▶ _Items from an interface collection_:
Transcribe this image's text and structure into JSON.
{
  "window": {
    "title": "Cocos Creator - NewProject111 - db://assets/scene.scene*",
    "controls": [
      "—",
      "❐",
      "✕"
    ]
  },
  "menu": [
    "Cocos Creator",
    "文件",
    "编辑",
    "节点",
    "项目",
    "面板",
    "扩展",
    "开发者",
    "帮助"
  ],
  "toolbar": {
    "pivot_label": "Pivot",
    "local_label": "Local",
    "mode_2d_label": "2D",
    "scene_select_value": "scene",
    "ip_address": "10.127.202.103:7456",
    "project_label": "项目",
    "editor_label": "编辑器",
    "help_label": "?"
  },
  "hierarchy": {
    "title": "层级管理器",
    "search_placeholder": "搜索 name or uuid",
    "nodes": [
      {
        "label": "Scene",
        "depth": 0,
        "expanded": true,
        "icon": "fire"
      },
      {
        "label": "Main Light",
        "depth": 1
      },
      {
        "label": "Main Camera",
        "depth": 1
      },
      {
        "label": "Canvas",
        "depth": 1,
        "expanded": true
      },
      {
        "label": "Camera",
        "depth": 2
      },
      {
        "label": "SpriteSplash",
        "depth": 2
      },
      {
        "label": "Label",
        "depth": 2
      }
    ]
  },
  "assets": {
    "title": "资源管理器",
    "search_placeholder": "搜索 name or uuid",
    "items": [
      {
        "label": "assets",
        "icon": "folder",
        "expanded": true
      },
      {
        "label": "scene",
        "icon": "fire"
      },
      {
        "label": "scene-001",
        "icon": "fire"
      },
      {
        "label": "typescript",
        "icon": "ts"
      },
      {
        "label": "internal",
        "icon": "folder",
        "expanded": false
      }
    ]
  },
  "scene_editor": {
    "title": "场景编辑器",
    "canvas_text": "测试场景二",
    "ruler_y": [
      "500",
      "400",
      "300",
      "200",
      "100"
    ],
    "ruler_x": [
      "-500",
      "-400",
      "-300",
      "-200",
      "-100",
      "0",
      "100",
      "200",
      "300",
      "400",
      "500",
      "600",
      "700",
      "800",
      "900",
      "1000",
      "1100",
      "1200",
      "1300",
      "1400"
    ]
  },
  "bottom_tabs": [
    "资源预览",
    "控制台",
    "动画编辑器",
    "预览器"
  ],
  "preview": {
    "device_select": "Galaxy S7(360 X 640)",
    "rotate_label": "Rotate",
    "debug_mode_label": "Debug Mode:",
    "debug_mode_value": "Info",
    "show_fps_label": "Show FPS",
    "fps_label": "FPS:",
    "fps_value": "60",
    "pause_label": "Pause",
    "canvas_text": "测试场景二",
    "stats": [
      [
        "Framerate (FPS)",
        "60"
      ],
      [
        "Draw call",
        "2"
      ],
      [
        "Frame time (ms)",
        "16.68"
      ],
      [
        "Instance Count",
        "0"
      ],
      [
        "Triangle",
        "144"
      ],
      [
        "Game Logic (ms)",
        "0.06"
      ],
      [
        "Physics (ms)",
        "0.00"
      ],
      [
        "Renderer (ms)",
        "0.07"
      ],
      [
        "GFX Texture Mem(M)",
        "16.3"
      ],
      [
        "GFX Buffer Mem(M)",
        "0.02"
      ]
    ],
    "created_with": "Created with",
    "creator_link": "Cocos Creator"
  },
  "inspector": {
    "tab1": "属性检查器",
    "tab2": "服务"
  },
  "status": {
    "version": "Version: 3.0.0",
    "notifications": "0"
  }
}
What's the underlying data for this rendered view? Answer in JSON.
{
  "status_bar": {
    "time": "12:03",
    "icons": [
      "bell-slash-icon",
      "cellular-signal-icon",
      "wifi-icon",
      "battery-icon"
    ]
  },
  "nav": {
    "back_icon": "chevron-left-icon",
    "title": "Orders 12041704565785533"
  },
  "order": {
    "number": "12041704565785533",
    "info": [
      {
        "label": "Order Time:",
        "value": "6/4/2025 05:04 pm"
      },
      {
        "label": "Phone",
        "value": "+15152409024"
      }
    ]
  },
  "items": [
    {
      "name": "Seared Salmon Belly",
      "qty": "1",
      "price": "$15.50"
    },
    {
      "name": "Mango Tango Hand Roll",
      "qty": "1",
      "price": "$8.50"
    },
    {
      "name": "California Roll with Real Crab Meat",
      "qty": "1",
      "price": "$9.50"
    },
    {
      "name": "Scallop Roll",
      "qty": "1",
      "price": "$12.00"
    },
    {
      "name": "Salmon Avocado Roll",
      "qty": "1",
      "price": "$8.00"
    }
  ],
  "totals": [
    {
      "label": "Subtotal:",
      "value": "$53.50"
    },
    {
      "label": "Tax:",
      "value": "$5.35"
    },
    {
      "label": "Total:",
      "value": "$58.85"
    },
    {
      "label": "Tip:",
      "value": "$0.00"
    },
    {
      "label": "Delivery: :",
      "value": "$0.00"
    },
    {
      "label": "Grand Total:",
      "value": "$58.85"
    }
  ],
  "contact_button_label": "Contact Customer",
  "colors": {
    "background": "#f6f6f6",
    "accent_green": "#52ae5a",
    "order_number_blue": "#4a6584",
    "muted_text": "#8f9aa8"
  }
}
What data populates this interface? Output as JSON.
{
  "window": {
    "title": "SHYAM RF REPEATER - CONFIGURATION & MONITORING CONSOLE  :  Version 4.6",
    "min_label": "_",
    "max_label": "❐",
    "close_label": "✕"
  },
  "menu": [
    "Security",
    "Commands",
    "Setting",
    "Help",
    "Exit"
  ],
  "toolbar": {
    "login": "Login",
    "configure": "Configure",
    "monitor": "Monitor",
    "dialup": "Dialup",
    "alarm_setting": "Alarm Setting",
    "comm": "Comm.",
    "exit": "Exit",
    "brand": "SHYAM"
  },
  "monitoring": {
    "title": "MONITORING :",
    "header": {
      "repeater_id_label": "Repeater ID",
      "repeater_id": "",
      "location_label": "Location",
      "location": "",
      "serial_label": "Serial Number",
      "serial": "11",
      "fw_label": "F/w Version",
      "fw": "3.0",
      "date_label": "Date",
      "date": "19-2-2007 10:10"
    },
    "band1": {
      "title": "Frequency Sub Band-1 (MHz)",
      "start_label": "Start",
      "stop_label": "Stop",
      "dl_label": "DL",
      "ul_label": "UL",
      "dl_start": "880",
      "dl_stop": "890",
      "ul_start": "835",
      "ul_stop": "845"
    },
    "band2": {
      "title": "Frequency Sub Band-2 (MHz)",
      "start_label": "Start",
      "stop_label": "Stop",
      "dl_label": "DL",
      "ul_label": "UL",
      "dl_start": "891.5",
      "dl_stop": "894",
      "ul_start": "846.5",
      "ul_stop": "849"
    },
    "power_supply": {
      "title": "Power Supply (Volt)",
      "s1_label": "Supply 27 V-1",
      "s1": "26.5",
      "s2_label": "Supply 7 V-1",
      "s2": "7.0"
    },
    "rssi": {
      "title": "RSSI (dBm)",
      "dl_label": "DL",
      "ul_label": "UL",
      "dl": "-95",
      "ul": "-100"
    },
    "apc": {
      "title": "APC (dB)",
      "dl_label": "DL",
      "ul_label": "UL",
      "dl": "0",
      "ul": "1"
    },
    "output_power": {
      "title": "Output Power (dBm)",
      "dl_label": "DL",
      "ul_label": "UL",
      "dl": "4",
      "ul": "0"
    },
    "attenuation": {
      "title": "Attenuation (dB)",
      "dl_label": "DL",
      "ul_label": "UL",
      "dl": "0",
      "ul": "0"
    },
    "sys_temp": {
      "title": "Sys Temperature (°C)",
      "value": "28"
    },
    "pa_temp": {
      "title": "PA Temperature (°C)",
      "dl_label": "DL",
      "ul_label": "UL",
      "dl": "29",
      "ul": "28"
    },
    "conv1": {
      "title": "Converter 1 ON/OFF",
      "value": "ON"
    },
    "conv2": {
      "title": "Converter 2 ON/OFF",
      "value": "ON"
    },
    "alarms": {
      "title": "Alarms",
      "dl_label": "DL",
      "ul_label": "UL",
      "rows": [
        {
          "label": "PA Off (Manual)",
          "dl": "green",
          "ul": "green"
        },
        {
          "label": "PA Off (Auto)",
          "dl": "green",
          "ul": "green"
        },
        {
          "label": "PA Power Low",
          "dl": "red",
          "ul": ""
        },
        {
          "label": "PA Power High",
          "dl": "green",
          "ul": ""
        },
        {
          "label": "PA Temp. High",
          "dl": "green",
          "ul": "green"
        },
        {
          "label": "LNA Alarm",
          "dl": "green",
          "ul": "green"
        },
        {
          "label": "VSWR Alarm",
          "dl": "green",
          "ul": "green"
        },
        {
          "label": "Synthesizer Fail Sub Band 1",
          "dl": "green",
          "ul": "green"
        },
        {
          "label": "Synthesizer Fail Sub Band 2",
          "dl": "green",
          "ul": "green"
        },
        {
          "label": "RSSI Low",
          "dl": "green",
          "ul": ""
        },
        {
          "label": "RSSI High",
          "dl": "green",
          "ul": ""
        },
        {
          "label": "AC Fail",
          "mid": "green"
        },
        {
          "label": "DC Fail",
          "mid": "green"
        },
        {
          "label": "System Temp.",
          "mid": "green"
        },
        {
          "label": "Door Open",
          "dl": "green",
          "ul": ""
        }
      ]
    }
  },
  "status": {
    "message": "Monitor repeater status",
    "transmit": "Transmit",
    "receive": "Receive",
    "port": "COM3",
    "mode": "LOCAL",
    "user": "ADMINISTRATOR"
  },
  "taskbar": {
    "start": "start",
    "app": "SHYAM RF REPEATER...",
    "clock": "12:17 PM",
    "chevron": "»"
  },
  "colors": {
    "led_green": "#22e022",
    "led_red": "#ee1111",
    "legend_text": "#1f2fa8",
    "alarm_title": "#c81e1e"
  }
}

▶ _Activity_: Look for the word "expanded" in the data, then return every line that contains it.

▶ _Reply_:
        "expanded": true,
        "expanded": true
        "expanded": true
        "expanded": false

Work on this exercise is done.